We all love rules! We all want to be ‘right with God.’
We all hope rules will put us ‘right with God.’ “If we say and do all the right things, God will be pleased and do just as we ask Him!” Er, No: as today’s readings in Jeremiah 11 vv 1 – 17 and John 7 vv 37 – 52 illustrate.
These days, we are living under a system of rules: the government depends on our obeying them.
Stay home! Protect the NHS! Don’t go near others! No hugging! No meeting inside! ………
The Jews, it seems, loved rules too. They had the ‘law’ written down or at least recorded, accurately. They knew exactly what God expected of them – and they did just that. Jeremiah was clearly told to ‘tell the people to keep to the covenant’ – the agreement that God had set with them.
It was, however, no good just doing the right things. Legalism wouldn’t work. There had to be a wholehearted dedication to God – alone. They could not also keep burning incense to Baal (Jer.11:17).
Wholehearted dedication to God was needed.

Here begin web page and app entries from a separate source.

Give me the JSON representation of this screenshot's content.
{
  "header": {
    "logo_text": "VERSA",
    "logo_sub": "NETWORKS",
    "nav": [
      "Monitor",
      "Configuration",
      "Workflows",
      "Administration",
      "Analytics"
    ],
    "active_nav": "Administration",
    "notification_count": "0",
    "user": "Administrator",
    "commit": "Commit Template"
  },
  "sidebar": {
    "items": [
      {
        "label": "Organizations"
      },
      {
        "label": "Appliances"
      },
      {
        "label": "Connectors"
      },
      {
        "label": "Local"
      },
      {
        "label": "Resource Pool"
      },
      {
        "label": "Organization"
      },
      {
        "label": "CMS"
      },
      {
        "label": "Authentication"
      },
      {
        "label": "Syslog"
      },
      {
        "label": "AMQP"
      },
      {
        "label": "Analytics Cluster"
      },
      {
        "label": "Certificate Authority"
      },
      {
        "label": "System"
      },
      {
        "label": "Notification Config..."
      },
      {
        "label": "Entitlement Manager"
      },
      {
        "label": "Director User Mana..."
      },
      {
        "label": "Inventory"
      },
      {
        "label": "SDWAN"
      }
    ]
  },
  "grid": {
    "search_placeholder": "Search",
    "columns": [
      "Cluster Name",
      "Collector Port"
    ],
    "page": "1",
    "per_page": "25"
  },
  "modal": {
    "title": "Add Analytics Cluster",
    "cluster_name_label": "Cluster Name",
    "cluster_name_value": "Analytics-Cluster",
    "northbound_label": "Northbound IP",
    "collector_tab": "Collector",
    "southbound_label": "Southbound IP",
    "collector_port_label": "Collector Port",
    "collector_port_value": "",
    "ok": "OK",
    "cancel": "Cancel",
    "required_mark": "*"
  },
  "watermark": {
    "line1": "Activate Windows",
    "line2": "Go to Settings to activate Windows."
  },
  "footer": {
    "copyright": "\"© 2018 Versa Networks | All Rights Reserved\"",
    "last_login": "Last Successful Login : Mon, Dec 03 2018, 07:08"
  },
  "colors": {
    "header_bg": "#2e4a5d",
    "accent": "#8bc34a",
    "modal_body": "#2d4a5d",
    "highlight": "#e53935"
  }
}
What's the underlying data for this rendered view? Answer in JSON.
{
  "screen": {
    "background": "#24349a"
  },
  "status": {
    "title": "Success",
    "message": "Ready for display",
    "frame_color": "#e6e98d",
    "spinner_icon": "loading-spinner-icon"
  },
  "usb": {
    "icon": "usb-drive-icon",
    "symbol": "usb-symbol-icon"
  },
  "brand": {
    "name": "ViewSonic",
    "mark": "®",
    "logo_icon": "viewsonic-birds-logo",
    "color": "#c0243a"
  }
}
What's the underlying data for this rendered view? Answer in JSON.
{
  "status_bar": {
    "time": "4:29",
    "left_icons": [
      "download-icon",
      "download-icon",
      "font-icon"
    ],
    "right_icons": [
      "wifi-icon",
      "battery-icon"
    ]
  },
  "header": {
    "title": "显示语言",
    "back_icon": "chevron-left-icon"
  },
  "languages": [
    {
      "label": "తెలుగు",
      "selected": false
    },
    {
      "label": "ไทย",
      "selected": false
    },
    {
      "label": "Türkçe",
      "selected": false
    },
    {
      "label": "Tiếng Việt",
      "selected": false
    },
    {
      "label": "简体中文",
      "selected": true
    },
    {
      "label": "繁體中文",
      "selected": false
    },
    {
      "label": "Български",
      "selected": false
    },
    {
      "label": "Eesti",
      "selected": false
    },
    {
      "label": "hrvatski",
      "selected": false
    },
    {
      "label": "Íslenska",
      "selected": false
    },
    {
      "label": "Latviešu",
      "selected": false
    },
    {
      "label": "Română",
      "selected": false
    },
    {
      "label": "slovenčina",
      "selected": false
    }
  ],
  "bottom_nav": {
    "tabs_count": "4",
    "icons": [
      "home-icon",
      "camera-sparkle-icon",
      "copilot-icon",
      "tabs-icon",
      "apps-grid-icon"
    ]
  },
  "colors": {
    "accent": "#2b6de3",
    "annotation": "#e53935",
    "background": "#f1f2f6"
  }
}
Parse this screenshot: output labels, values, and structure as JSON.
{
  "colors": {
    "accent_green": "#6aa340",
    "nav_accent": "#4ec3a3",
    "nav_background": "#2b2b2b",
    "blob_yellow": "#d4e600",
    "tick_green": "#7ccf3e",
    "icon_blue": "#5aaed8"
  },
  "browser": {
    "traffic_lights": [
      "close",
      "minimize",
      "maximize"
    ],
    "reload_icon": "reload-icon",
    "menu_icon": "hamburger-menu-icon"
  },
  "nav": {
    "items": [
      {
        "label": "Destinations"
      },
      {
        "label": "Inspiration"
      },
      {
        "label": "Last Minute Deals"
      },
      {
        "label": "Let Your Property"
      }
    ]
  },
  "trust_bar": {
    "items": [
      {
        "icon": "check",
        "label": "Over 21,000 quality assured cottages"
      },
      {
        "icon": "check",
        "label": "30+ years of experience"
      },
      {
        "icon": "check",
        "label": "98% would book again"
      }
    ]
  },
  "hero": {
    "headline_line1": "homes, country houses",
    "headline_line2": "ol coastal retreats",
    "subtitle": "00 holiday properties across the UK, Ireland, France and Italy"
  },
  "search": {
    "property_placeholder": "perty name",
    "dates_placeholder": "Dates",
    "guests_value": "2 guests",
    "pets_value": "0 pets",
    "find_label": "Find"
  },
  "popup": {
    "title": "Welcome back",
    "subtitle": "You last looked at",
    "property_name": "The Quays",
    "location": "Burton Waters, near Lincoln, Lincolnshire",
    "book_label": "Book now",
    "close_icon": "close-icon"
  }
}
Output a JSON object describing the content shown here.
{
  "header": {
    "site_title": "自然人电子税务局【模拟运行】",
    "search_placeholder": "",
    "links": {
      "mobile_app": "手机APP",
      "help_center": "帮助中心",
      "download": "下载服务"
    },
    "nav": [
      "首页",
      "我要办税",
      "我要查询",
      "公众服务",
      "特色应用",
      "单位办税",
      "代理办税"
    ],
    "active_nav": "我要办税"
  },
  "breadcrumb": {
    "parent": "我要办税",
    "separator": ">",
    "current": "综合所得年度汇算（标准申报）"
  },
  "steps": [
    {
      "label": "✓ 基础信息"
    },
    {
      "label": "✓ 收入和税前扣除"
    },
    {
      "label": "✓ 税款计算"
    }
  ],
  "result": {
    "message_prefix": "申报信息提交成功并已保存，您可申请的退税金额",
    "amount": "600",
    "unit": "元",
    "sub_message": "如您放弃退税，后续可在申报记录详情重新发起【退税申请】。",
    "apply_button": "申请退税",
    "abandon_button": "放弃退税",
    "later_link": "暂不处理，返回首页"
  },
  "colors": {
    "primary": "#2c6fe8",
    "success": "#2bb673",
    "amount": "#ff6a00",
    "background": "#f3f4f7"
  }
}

I wonder, are we a bit choosy in our faith: putting our trust in church based or worldly schemes and then God?
We are all thirsty – for what we should be doing to ‘get things right with God’.
This is the end of the account of Jesus in Jerusalem for the Feast of Tabernacles (John 7). He would have witnessed the pouring out of a small quantity of water, by the base of the main Altar in the Temple. This was to illustrate the promise in Ezekiel 47, where a little trickle of water would become a great river to support all life – providing drinking water for all Creation and ‘other Nations’.
Doing things that illustrate promises from the past may be helpful to some, but contrast this with Jesus’ opening words here: ‘If anyone is thirsty, come to me and drink.’ (my emphasis).
Answers to the problems we face, the future, financial or economic, health or welfare, are not necessarily found by looking back, or to the world, or to church-based schemes but in Jesus, himself. The Streams of Living Water promised in these words, John reckons were a reference to the coming of the Holy Spirit at the first Pentecost. That was certainly not an ‘expected event’. There is nothing predictable about the work of the Holy Spirit – or for that matter of Jesus’ teaching!
Maybe we need to be far more open to the speaking and calling of the Holy Spirit in our lives.
As we face all the challenges that the future will bring, do we need to look for unexpected solutions?